[App and web page records]
================
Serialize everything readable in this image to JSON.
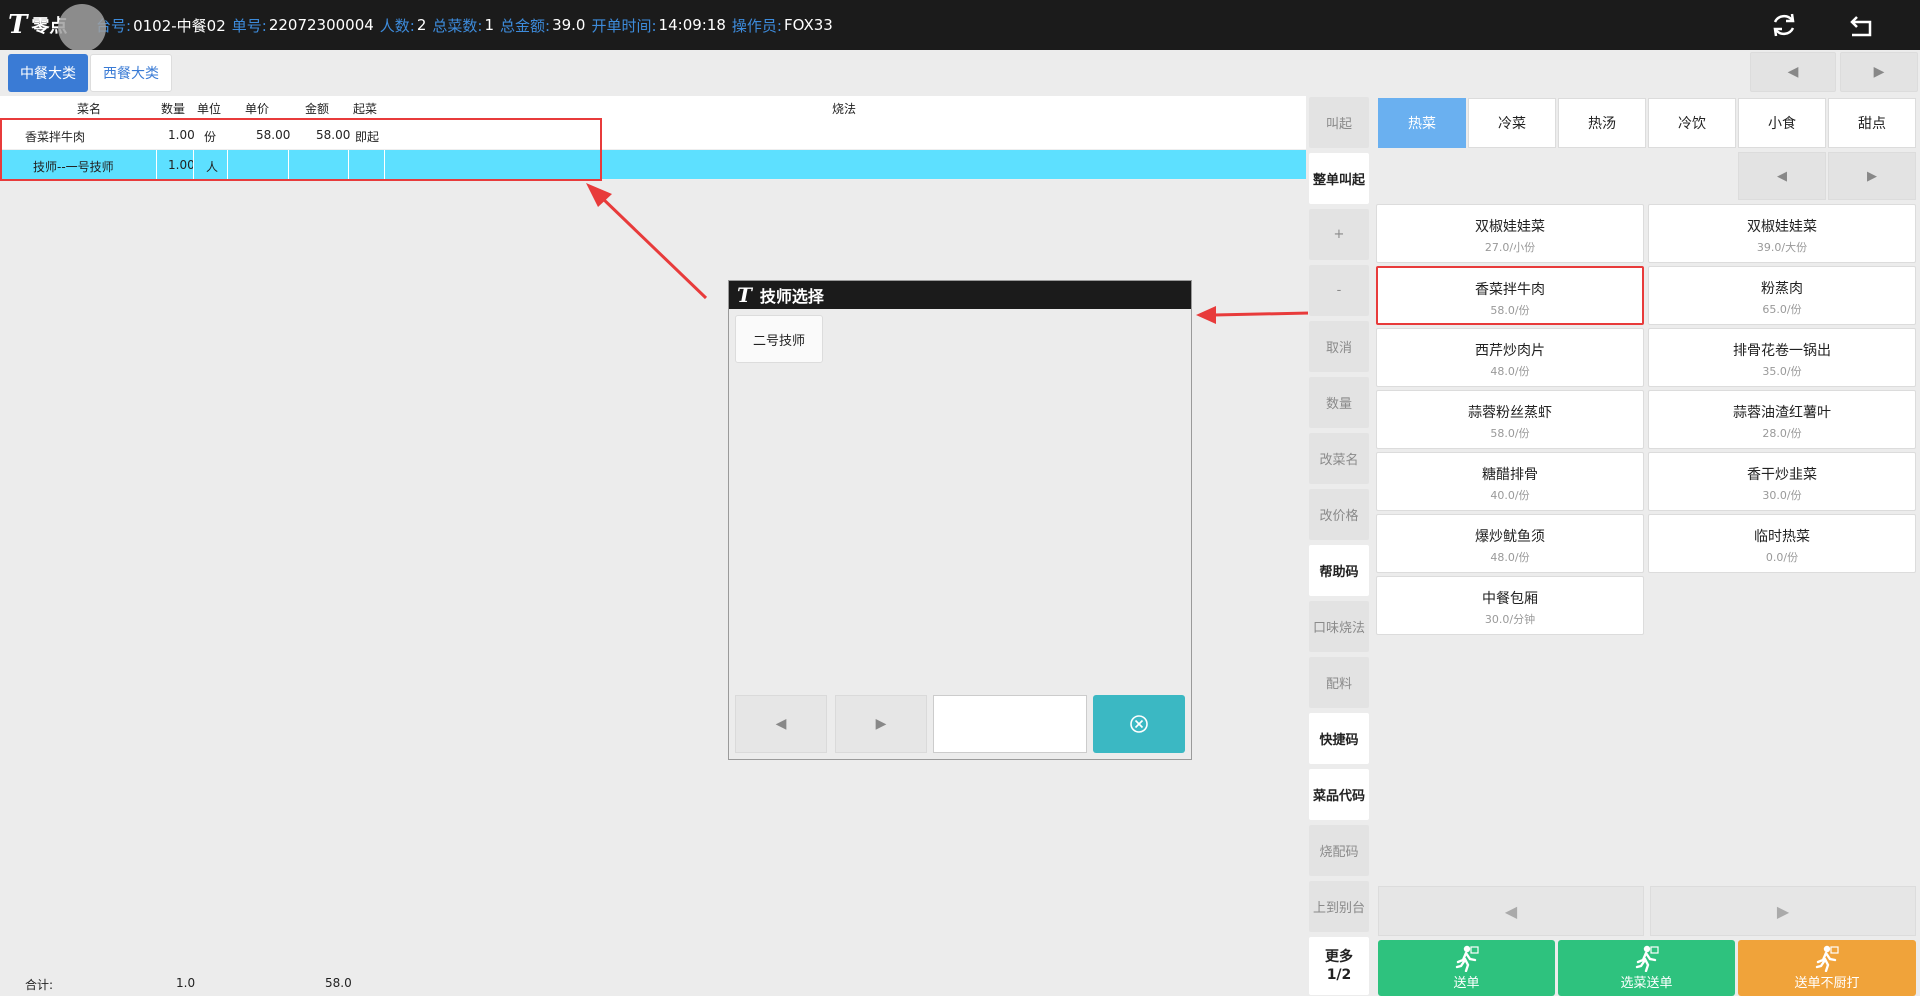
{
  "header": {
    "logo_mark": "T",
    "logo_text": "零点",
    "fields": [
      {
        "key": "台号:",
        "value": "0102-中餐02"
      },
      {
        "key": "单号:",
        "value": "22072300004"
      },
      {
        "key": "人数:",
        "value": "2"
      },
      {
        "key": "总菜数:",
        "value": "1"
      },
      {
        "key": "总金额:",
        "value": "39.0"
      },
      {
        "key": "开单时间:",
        "value": "14:09:18"
      },
      {
        "key": "操作员:",
        "value": "FOX33"
      }
    ],
    "icons": [
      "refresh-icon",
      "return-icon"
    ]
  },
  "category_tabs": [
    {
      "label": "中餐大类",
      "active": true
    },
    {
      "label": "西餐大类",
      "active": false
    }
  ],
  "order": {
    "columns": [
      "菜名",
      "数量",
      "单位",
      "单价",
      "金额",
      "起菜",
      "烧法"
    ],
    "rows": [
      {
        "name": "香菜拌牛肉",
        "qty": "1.00",
        "unit": "份",
        "price": "58.00",
        "amount": "58.00",
        "start": "即起",
        "cook": "",
        "selected": false
      },
      {
        "name": "技师--一号技师",
        "qty": "1.00",
        "unit": "人",
        "price": "",
        "amount": "",
        "start": "",
        "cook": "",
        "selected": true
      }
    ],
    "totals": {
      "label": "合计:",
      "qty": "1.0",
      "amount": "58.0"
    }
  },
  "dialog": {
    "title": "技师选择",
    "options": [
      "二号技师"
    ],
    "search_value": "",
    "prev": "◀",
    "next": "▶"
  },
  "actions": [
    {
      "label": "叫起",
      "enabled": false
    },
    {
      "label": "整单叫起",
      "enabled": true
    },
    {
      "label": "+",
      "enabled": false
    },
    {
      "label": "-",
      "enabled": false
    },
    {
      "label": "取消",
      "enabled": false
    },
    {
      "label": "数量",
      "enabled": false
    },
    {
      "label": "改菜名",
      "enabled": false
    },
    {
      "label": "改价格",
      "enabled": false
    },
    {
      "label": "帮助码",
      "enabled": true
    },
    {
      "label": "口味烧法",
      "enabled": false
    },
    {
      "label": "配料",
      "enabled": false
    },
    {
      "label": "快捷码",
      "enabled": true
    },
    {
      "label": "菜品代码",
      "enabled": true
    },
    {
      "label": "烧配码",
      "enabled": false
    },
    {
      "label": "上到别台",
      "enabled": false
    },
    {
      "label": "更多",
      "sub": "1/2",
      "enabled": true
    }
  ],
  "sub_tabs": [
    {
      "label": "热菜",
      "active": true
    },
    {
      "label": "冷菜",
      "active": false
    },
    {
      "label": "热汤",
      "active": false
    },
    {
      "label": "冷饮",
      "active": false
    },
    {
      "label": "小食",
      "active": false
    },
    {
      "label": "甜点",
      "active": false
    }
  ],
  "dishes": [
    {
      "name": "双椒娃娃菜",
      "price": "27.0/小份"
    },
    {
      "name": "双椒娃娃菜",
      "price": "39.0/大份"
    },
    {
      "name": "香菜拌牛肉",
      "price": "58.0/份",
      "highlight": true
    },
    {
      "name": "粉蒸肉",
      "price": "65.0/份"
    },
    {
      "name": "西芹炒肉片",
      "price": "48.0/份"
    },
    {
      "name": "排骨花卷一锅出",
      "price": "35.0/份"
    },
    {
      "name": "蒜蓉粉丝蒸虾",
      "price": "58.0/份"
    },
    {
      "name": "蒜蓉油渣红薯叶",
      "price": "28.0/份"
    },
    {
      "name": "糖醋排骨",
      "price": "40.0/份"
    },
    {
      "name": "香干炒韭菜",
      "price": "30.0/份"
    },
    {
      "name": "爆炒鱿鱼须",
      "price": "48.0/份"
    },
    {
      "name": "临时热菜",
      "price": "0.0/份"
    },
    {
      "name": "中餐包厢",
      "price": "30.0/分钟"
    }
  ],
  "pager": {
    "prev": "◀",
    "next": "▶"
  },
  "send_buttons": [
    {
      "label": "送单",
      "color": "#2ec27e"
    },
    {
      "label": "选菜送单",
      "color": "#2ec27e"
    },
    {
      "label": "送单不厨打",
      "color": "#f0a33a"
    }
  ],
  "colors": {
    "accent": "#3a7bd5",
    "selected_row": "#5de0ff",
    "dialog_confirm": "#3bb8c3",
    "annotation": "#e83b3b"
  }
}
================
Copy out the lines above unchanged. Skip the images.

Serialize everything readable in this image to JSON.
{
  "header": {
    "logo_mark": "T",
    "logo_text": "零点",
    "fields": [
      {
        "key": "台号:",
        "value": "0102-中餐02"
      },
      {
        "key": "单号:",
        "value": "22072300004"
      },
      {
        "key": "人数:",
        "value": "2"
      },
      {
        "key": "总菜数:",
        "value": "1"
      },
      {
        "key": "总金额:",
        "value": "39.0"
      },
      {
        "key": "开单时间:",
        "value": "14:09:18"
      },
      {
        "key": "操作员:",
        "value": "FOX33"
      }
    ],
    "icons": [
      "refresh-icon",
      "return-icon"
    ]
  },
  "category_tabs": [
    {
      "label": "中餐大类",
      "active": true
    },
    {
      "label": "西餐大类",
      "active": false
    }
  ],
  "order": {
    "columns": [
      "菜名",
      "数量",
      "单位",
      "单价",
      "金额",
      "起菜",
      "烧法"
    ],
    "rows": [
      {
        "name": "香菜拌牛肉",
        "qty": "1.00",
        "unit": "份",
        "price": "58.00",
        "amount": "58.00",
        "start": "即起",
        "cook": "",
        "selected": false
      },
      {
        "name": "技师--一号技师",
        "qty": "1.00",
        "unit": "人",
        "price": "",
        "amount": "",
        "start": "",
        "cook": "",
        "selected": true
      }
    ],
    "totals": {
      "label": "合计:",
      "qty": "1.0",
      "amount": "58.0"
    }
  },
  "dialog": {
    "title": "技师选择",
    "options": [
      "二号技师"
    ],
    "search_value": "",
    "prev": "◀",
    "next": "▶"
  },
  "actions": [
    {
      "label": "叫起",
      "enabled": false
    },
    {
      "label": "整单叫起",
      "enabled": true
    },
    {
      "label": "+",
      "enabled": false
    },
    {
      "label": "-",
      "enabled": false
    },
    {
      "label": "取消",
      "enabled": false
    },
    {
      "label": "数量",
      "enabled": false
    },
    {
      "label": "改菜名",
      "enabled": false
    },
    {
      "label": "改价格",
      "enabled": false
    },
    {
      "label": "帮助码",
      "enabled": true
    },
    {
      "label": "口味烧法",
      "enabled": false
    },
    {
      "label": "配料",
      "enabled": false
    },
    {
      "label": "快捷码",
      "enabled": true
    },
    {
      "label": "菜品代码",
      "enabled": true
    },
    {
      "label": "烧配码",
      "enabled": false
    },
    {
      "label": "上到别台",
      "enabled": false
    },
    {
      "label": "更多",
      "sub": "1/2",
      "enabled": true
    }
  ],
  "sub_tabs": [
    {
      "label": "热菜",
      "active": true
    },
    {
      "label": "冷菜",
      "active": false
    },
    {
      "label": "热汤",
      "active": false
    },
    {
      "label": "冷饮",
      "active": false
    },
    {
      "label": "小食",
      "active": false
    },
    {
      "label": "甜点",
      "active": false
    }
  ],
  "dishes": [
    {
      "name": "双椒娃娃菜",
      "price": "27.0/小份"
    },
    {
      "name": "双椒娃娃菜",
      "price": "39.0/大份"
    },
    {
      "name": "香菜拌牛肉",
      "price": "58.0/份",
      "highlight": true
    },
    {
      "name": "粉蒸肉",
      "price": "65.0/份"
    },
    {
      "name": "西芹炒肉片",
      "price": "48.0/份"
    },
    {
      "name": "排骨花卷一锅出",
      "price": "35.0/份"
    },
    {
      "name": "蒜蓉粉丝蒸虾",
      "price": "58.0/份"
    },
    {
      "name": "蒜蓉油渣红薯叶",
      "price": "28.0/份"
    },
    {
      "name": "糖醋排骨",
      "price": "40.0/份"
    },
    {
      "name": "香干炒韭菜",
      "price": "30.0/份"
    },
    {
      "name": "爆炒鱿鱼须",
      "price": "48.0/份"
    },
    {
      "name": "临时热菜",
      "price": "0.0/份"
    },
    {
      "name": "中餐包厢",
      "price": "30.0/分钟"
    }
  ],
  "pager": {
    "prev": "◀",
    "next": "▶"
  },
  "send_buttons": [
    {
      "label": "送单",
      "color": "#2ec27e"
    },
    {
      "label": "选菜送单",
      "color": "#2ec27e"
    },
    {
      "label": "送单不厨打",
      "color": "#f0a33a"
    }
  ],
  "colors": {
    "accent": "#3a7bd5",
    "selected_row": "#5de0ff",
    "dialog_confirm": "#3bb8c3",
    "annotation": "#e83b3b"
  }
}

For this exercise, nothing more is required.